» WHAT NEEDS TO BE DONE
Nothing but the records themselves, exactly as written, should appear in the reply; leave out the pictures.

(Dataset rows for apps and sites)
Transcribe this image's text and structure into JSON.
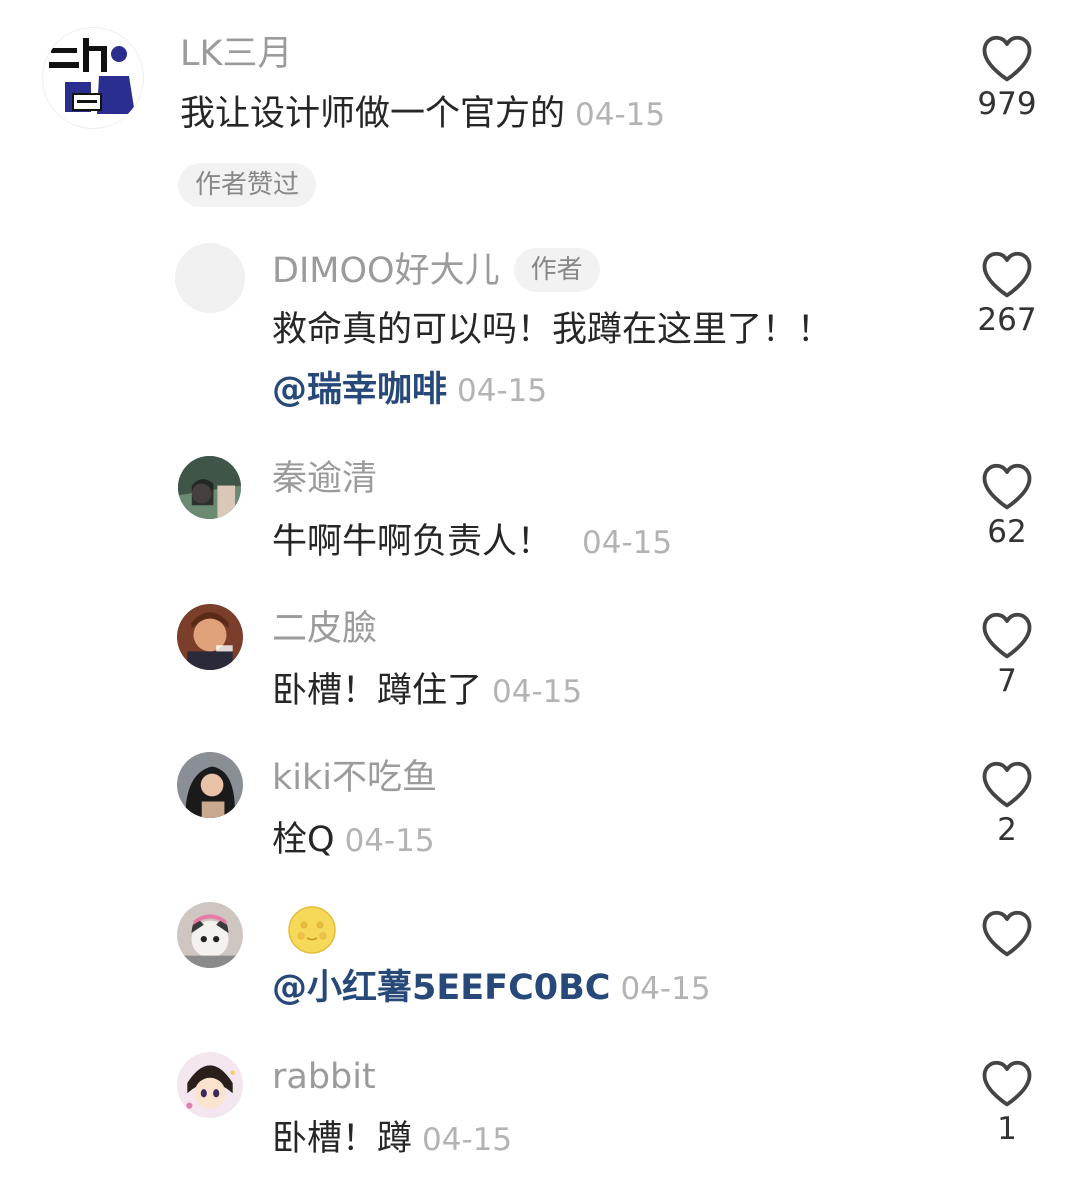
{
  "comments": [
    {
      "username": "LK三月",
      "text": "我让设计师做一个官方的",
      "date": "04-15",
      "likes": "979",
      "badge": "作者赞过"
    },
    {
      "username": "DIMOO好大儿",
      "author_tag": "作者",
      "text": "救命真的可以吗！我蹲在这里了！！",
      "mention": "@瑞幸咖啡",
      "date": "04-15",
      "likes": "267"
    },
    {
      "username": "秦逾清",
      "text": "牛啊牛啊负责人！",
      "date": "04-15",
      "likes": "62"
    },
    {
      "username": "二皮臉",
      "text": "卧槽！蹲住了",
      "date": "04-15",
      "likes": "7"
    },
    {
      "username": "kiki不吃鱼",
      "text": "栓Q",
      "date": "04-15",
      "likes": "2"
    },
    {
      "username_icon": "moon-face-emoji",
      "mention": "@小红薯5EEFC0BC",
      "date": "04-15",
      "likes": ""
    },
    {
      "username": "rabbit",
      "text": "卧槽！蹲",
      "date": "04-15",
      "likes": "1"
    }
  ],
  "icons": {
    "like": "heart-outline-icon"
  },
  "colors": {
    "mention": "#27497a",
    "username": "#9b9b9b",
    "date": "#b3b3b3"
  }
}
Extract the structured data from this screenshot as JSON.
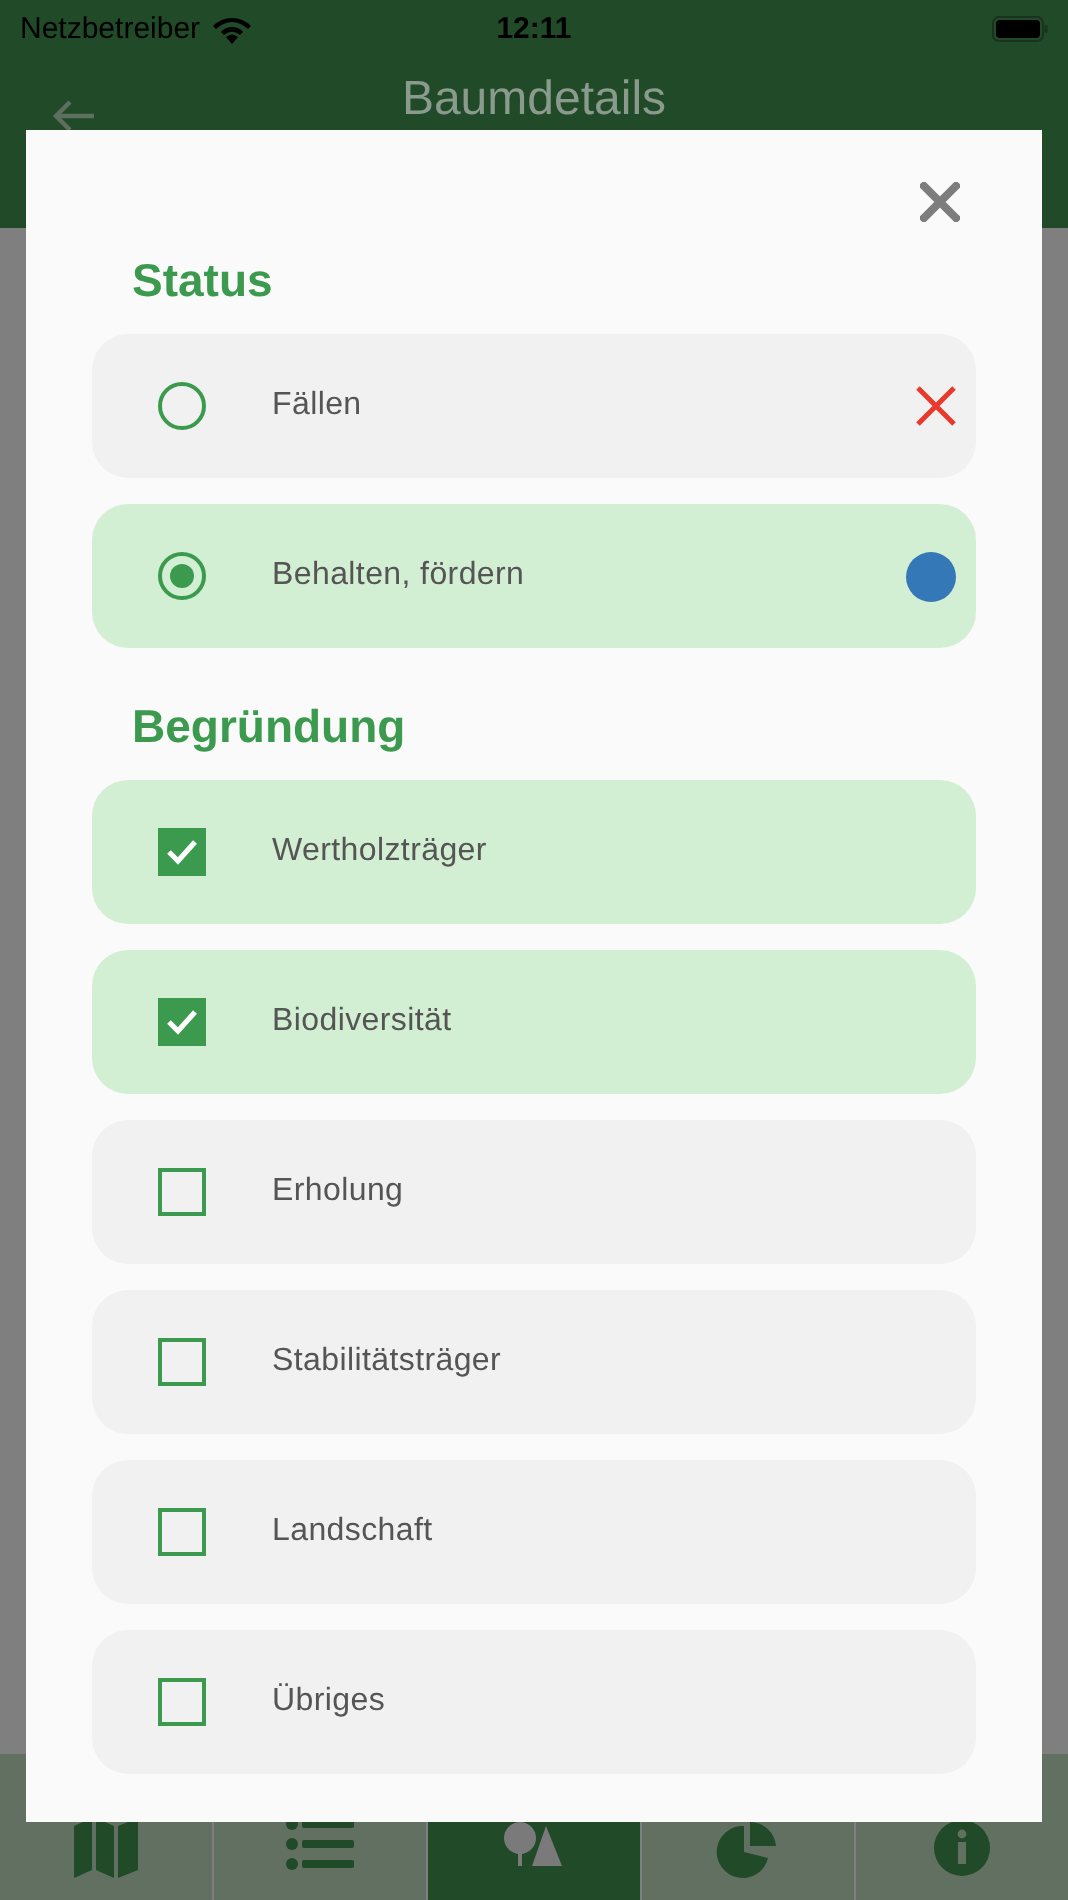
{
  "status_bar": {
    "carrier": "Netzbetreiber",
    "time": "12:11"
  },
  "app_bar": {
    "title": "Baumdetails"
  },
  "dialog": {
    "status": {
      "heading": "Status",
      "options": [
        {
          "label": "Fällen",
          "selected": false,
          "kind": "cross",
          "color": "#e8392c"
        },
        {
          "label": "Behalten, fördern",
          "selected": true,
          "kind": "dot",
          "color": "#3478b8"
        }
      ]
    },
    "reasons": {
      "heading": "Begründung",
      "items": [
        {
          "label": "Wertholzträger",
          "checked": true
        },
        {
          "label": "Biodiversität",
          "checked": true
        },
        {
          "label": "Erholung",
          "checked": false
        },
        {
          "label": "Stabilitätsträger",
          "checked": false
        },
        {
          "label": "Landschaft",
          "checked": false
        },
        {
          "label": "Übriges",
          "checked": false
        }
      ]
    }
  },
  "tab_bar": {
    "tabs": [
      {
        "kind": "map",
        "selected": false
      },
      {
        "kind": "list",
        "selected": false
      },
      {
        "kind": "tree",
        "selected": true
      },
      {
        "kind": "chart",
        "selected": false
      },
      {
        "kind": "info",
        "selected": false
      }
    ]
  }
}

» TASK RESPONSE
Transcribe this image's text and structure into JSON.
{
  "comments": [
    {
      "username": "LK三月",
      "text": "我让设计师做一个官方的",
      "date": "04-15",
      "likes": "979",
      "badge": "作者赞过"
    },
    {
      "username": "DIMOO好大儿",
      "author_tag": "作者",
      "text": "救命真的可以吗！我蹲在这里了！！",
      "mention": "@瑞幸咖啡",
      "date": "04-15",
      "likes": "267"
    },
    {
      "username": "秦逾清",
      "text": "牛啊牛啊负责人！",
      "date": "04-15",
      "likes": "62"
    },
    {
      "username": "二皮臉",
      "text": "卧槽！蹲住了",
      "date": "04-15",
      "likes": "7"
    },
    {
      "username": "kiki不吃鱼",
      "text": "栓Q",
      "date": "04-15",
      "likes": "2"
    },
    {
      "username_icon": "moon-face-emoji",
      "mention": "@小红薯5EEFC0BC",
      "date": "04-15",
      "likes": ""
    },
    {
      "username": "rabbit",
      "text": "卧槽！蹲",
      "date": "04-15",
      "likes": "1"
    }
  ],
  "icons": {
    "like": "heart-outline-icon"
  },
  "colors": {
    "mention": "#27497a",
    "username": "#9b9b9b",
    "date": "#b3b3b3"
  }
}
Extract the structured data from this screenshot as JSON.
{
  "status_bar": {
    "carrier": "Netzbetreiber",
    "time": "12:11"
  },
  "app_bar": {
    "title": "Baumdetails"
  },
  "dialog": {
    "status": {
      "heading": "Status",
      "options": [
        {
          "label": "Fällen",
          "selected": false,
          "kind": "cross",
          "color": "#e8392c"
        },
        {
          "label": "Behalten, fördern",
          "selected": true,
          "kind": "dot",
          "color": "#3478b8"
        }
      ]
    },
    "reasons": {
      "heading": "Begründung",
      "items": [
        {
          "label": "Wertholzträger",
          "checked": true
        },
        {
          "label": "Biodiversität",
          "checked": true
        },
        {
          "label": "Erholung",
          "checked": false
        },
        {
          "label": "Stabilitätsträger",
          "checked": false
        },
        {
          "label": "Landschaft",
          "checked": false
        },
        {
          "label": "Übriges",
          "checked": false
        }
      ]
    }
  },
  "tab_bar": {
    "tabs": [
      {
        "kind": "map",
        "selected": false
      },
      {
        "kind": "list",
        "selected": false
      },
      {
        "kind": "tree",
        "selected": true
      },
      {
        "kind": "chart",
        "selected": false
      },
      {
        "kind": "info",
        "selected": false
      }
    ]
  }
}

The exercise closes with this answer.